## Excerpts from an interface dataset
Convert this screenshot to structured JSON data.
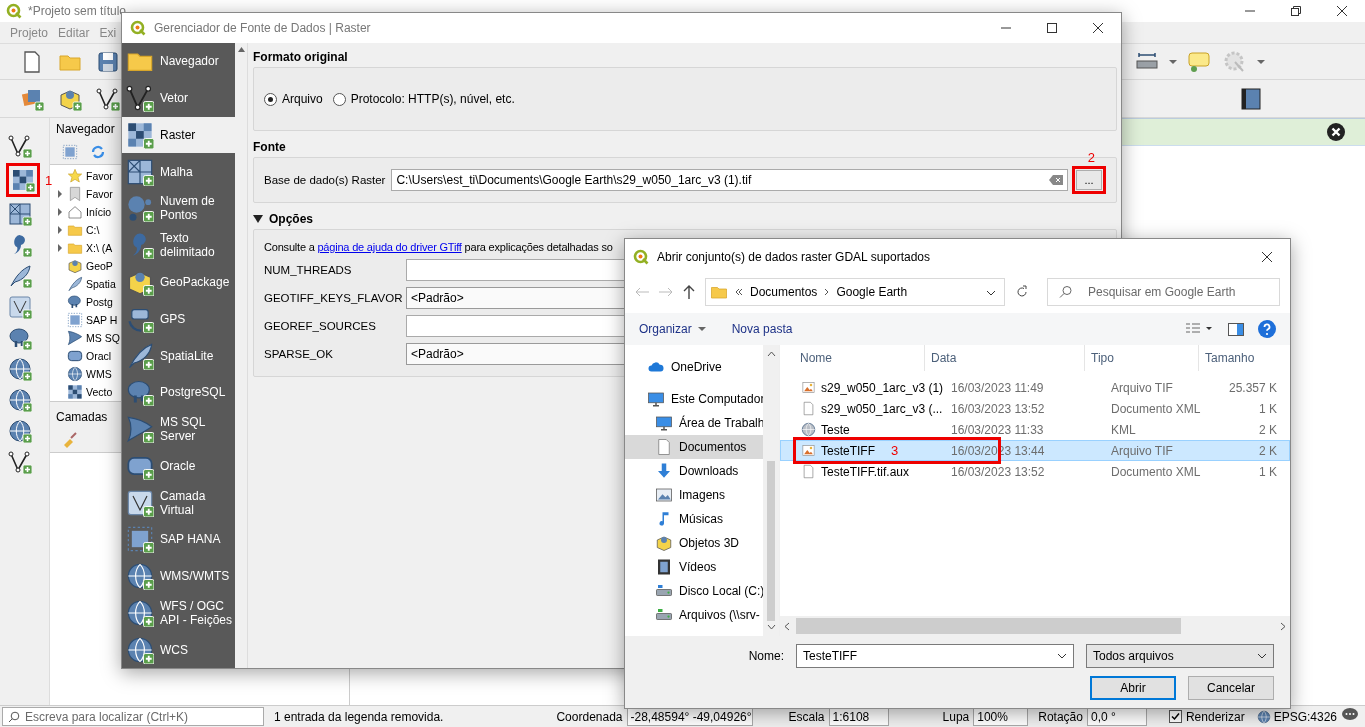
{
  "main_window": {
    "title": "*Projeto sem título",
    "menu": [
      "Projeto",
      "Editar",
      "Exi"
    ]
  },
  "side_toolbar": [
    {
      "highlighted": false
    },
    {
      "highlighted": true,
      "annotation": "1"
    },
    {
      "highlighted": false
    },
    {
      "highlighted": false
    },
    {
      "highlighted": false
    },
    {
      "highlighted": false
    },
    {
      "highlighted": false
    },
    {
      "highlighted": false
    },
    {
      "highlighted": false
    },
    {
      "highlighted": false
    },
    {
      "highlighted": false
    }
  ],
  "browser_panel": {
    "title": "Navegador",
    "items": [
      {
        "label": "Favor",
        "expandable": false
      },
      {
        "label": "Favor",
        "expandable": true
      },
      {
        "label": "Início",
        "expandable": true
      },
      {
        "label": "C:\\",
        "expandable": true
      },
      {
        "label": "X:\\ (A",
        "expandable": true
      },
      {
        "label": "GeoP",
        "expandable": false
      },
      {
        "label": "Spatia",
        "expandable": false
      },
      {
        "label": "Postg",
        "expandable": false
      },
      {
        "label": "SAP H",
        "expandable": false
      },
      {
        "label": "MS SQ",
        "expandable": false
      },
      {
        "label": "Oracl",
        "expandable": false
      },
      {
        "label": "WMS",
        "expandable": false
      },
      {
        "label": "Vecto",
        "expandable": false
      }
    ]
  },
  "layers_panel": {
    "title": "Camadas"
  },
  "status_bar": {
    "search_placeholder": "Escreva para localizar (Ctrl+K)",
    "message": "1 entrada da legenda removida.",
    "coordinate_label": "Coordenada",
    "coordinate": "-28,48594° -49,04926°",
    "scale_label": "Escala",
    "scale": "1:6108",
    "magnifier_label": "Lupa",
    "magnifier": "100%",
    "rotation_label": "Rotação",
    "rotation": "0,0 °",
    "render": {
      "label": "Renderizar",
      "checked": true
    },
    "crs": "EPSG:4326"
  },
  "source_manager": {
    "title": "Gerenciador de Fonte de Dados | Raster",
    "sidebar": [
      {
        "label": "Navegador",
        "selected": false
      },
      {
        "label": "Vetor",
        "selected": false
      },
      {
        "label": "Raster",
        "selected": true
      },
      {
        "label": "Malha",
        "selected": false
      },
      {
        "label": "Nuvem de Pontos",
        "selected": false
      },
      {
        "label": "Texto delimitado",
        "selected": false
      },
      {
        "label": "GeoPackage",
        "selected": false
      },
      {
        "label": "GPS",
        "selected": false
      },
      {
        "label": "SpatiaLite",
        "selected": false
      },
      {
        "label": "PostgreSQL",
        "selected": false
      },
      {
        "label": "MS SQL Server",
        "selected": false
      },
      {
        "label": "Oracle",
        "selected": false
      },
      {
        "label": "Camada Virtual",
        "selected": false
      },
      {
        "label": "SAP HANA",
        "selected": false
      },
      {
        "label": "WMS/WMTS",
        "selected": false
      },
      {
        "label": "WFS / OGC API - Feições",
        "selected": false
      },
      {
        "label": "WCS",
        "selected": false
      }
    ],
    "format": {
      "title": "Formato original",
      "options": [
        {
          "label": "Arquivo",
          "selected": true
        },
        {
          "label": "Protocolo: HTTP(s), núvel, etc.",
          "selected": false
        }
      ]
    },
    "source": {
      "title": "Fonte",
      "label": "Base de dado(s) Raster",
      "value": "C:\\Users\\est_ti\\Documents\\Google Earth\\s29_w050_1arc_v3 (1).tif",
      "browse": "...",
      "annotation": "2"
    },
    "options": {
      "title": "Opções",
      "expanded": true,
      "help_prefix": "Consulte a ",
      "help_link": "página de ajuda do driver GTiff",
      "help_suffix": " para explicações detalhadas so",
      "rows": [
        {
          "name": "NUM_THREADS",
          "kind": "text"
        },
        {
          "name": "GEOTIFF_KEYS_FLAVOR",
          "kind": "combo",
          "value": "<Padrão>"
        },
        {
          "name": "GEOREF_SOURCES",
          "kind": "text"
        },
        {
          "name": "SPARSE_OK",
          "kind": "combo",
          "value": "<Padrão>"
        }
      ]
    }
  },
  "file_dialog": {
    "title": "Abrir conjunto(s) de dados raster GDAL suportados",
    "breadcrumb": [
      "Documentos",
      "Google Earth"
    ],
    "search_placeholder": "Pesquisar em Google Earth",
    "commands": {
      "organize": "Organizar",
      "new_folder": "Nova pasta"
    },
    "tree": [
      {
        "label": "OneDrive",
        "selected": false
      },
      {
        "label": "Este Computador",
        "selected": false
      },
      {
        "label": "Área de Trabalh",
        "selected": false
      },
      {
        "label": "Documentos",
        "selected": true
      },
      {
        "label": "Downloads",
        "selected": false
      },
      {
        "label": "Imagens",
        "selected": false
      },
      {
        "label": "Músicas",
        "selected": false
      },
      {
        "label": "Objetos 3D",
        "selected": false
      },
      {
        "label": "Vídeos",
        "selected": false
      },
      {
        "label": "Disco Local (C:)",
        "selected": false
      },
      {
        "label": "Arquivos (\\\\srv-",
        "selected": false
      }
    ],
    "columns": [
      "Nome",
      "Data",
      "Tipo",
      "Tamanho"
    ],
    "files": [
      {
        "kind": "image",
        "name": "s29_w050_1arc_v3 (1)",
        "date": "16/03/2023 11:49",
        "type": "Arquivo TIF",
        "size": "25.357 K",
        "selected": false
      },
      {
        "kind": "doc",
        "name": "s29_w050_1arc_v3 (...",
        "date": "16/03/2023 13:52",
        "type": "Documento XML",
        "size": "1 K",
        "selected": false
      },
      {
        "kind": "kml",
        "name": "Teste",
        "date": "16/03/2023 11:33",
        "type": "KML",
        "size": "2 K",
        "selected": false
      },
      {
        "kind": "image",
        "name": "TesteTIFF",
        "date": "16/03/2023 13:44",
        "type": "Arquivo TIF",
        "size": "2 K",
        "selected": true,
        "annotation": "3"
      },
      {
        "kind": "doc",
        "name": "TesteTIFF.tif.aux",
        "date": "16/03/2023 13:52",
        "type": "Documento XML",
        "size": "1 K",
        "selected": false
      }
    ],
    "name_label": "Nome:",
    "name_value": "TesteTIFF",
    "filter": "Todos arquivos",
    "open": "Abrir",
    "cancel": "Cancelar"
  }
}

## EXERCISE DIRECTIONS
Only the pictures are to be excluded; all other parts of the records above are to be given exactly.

## RESULT OF THE TASK
Convert this screenshot to structured JSON data.
{
  "main_window": {
    "title": "*Projeto sem título",
    "menu": [
      "Projeto",
      "Editar",
      "Exi"
    ]
  },
  "side_toolbar": [
    {
      "highlighted": false
    },
    {
      "highlighted": true,
      "annotation": "1"
    },
    {
      "highlighted": false
    },
    {
      "highlighted": false
    },
    {
      "highlighted": false
    },
    {
      "highlighted": false
    },
    {
      "highlighted": false
    },
    {
      "highlighted": false
    },
    {
      "highlighted": false
    },
    {
      "highlighted": false
    },
    {
      "highlighted": false
    }
  ],
  "browser_panel": {
    "title": "Navegador",
    "items": [
      {
        "label": "Favor",
        "expandable": false
      },
      {
        "label": "Favor",
        "expandable": true
      },
      {
        "label": "Início",
        "expandable": true
      },
      {
        "label": "C:\\",
        "expandable": true
      },
      {
        "label": "X:\\ (A",
        "expandable": true
      },
      {
        "label": "GeoP",
        "expandable": false
      },
      {
        "label": "Spatia",
        "expandable": false
      },
      {
        "label": "Postg",
        "expandable": false
      },
      {
        "label": "SAP H",
        "expandable": false
      },
      {
        "label": "MS SQ",
        "expandable": false
      },
      {
        "label": "Oracl",
        "expandable": false
      },
      {
        "label": "WMS",
        "expandable": false
      },
      {
        "label": "Vecto",
        "expandable": false
      }
    ]
  },
  "layers_panel": {
    "title": "Camadas"
  },
  "status_bar": {
    "search_placeholder": "Escreva para localizar (Ctrl+K)",
    "message": "1 entrada da legenda removida.",
    "coordinate_label": "Coordenada",
    "coordinate": "-28,48594° -49,04926°",
    "scale_label": "Escala",
    "scale": "1:6108",
    "magnifier_label": "Lupa",
    "magnifier": "100%",
    "rotation_label": "Rotação",
    "rotation": "0,0 °",
    "render": {
      "label": "Renderizar",
      "checked": true
    },
    "crs": "EPSG:4326"
  },
  "source_manager": {
    "title": "Gerenciador de Fonte de Dados | Raster",
    "sidebar": [
      {
        "label": "Navegador",
        "selected": false
      },
      {
        "label": "Vetor",
        "selected": false
      },
      {
        "label": "Raster",
        "selected": true
      },
      {
        "label": "Malha",
        "selected": false
      },
      {
        "label": "Nuvem de Pontos",
        "selected": false
      },
      {
        "label": "Texto delimitado",
        "selected": false
      },
      {
        "label": "GeoPackage",
        "selected": false
      },
      {
        "label": "GPS",
        "selected": false
      },
      {
        "label": "SpatiaLite",
        "selected": false
      },
      {
        "label": "PostgreSQL",
        "selected": false
      },
      {
        "label": "MS SQL Server",
        "selected": false
      },
      {
        "label": "Oracle",
        "selected": false
      },
      {
        "label": "Camada Virtual",
        "selected": false
      },
      {
        "label": "SAP HANA",
        "selected": false
      },
      {
        "label": "WMS/WMTS",
        "selected": false
      },
      {
        "label": "WFS / OGC API - Feições",
        "selected": false
      },
      {
        "label": "WCS",
        "selected": false
      }
    ],
    "format": {
      "title": "Formato original",
      "options": [
        {
          "label": "Arquivo",
          "selected": true
        },
        {
          "label": "Protocolo: HTTP(s), núvel, etc.",
          "selected": false
        }
      ]
    },
    "source": {
      "title": "Fonte",
      "label": "Base de dado(s) Raster",
      "value": "C:\\Users\\est_ti\\Documents\\Google Earth\\s29_w050_1arc_v3 (1).tif",
      "browse": "...",
      "annotation": "2"
    },
    "options": {
      "title": "Opções",
      "expanded": true,
      "help_prefix": "Consulte a ",
      "help_link": "página de ajuda do driver GTiff",
      "help_suffix": " para explicações detalhadas so",
      "rows": [
        {
          "name": "NUM_THREADS",
          "kind": "text"
        },
        {
          "name": "GEOTIFF_KEYS_FLAVOR",
          "kind": "combo",
          "value": "<Padrão>"
        },
        {
          "name": "GEOREF_SOURCES",
          "kind": "text"
        },
        {
          "name": "SPARSE_OK",
          "kind": "combo",
          "value": "<Padrão>"
        }
      ]
    }
  },
  "file_dialog": {
    "title": "Abrir conjunto(s) de dados raster GDAL suportados",
    "breadcrumb": [
      "Documentos",
      "Google Earth"
    ],
    "search_placeholder": "Pesquisar em Google Earth",
    "commands": {
      "organize": "Organizar",
      "new_folder": "Nova pasta"
    },
    "tree": [
      {
        "label": "OneDrive",
        "selected": false
      },
      {
        "label": "Este Computador",
        "selected": false
      },
      {
        "label": "Área de Trabalh",
        "selected": false
      },
      {
        "label": "Documentos",
        "selected": true
      },
      {
        "label": "Downloads",
        "selected": false
      },
      {
        "label": "Imagens",
        "selected": false
      },
      {
        "label": "Músicas",
        "selected": false
      },
      {
        "label": "Objetos 3D",
        "selected": false
      },
      {
        "label": "Vídeos",
        "selected": false
      },
      {
        "label": "Disco Local (C:)",
        "selected": false
      },
      {
        "label": "Arquivos (\\\\srv-",
        "selected": false
      }
    ],
    "columns": [
      "Nome",
      "Data",
      "Tipo",
      "Tamanho"
    ],
    "files": [
      {
        "kind": "image",
        "name": "s29_w050_1arc_v3 (1)",
        "date": "16/03/2023 11:49",
        "type": "Arquivo TIF",
        "size": "25.357 K",
        "selected": false
      },
      {
        "kind": "doc",
        "name": "s29_w050_1arc_v3 (...",
        "date": "16/03/2023 13:52",
        "type": "Documento XML",
        "size": "1 K",
        "selected": false
      },
      {
        "kind": "kml",
        "name": "Teste",
        "date": "16/03/2023 11:33",
        "type": "KML",
        "size": "2 K",
        "selected": false
      },
      {
        "kind": "image",
        "name": "TesteTIFF",
        "date": "16/03/2023 13:44",
        "type": "Arquivo TIF",
        "size": "2 K",
        "selected": true,
        "annotation": "3"
      },
      {
        "kind": "doc",
        "name": "TesteTIFF.tif.aux",
        "date": "16/03/2023 13:52",
        "type": "Documento XML",
        "size": "1 K",
        "selected": false
      }
    ],
    "name_label": "Nome:",
    "name_value": "TesteTIFF",
    "filter": "Todos arquivos",
    "open": "Abrir",
    "cancel": "Cancelar"
  }
}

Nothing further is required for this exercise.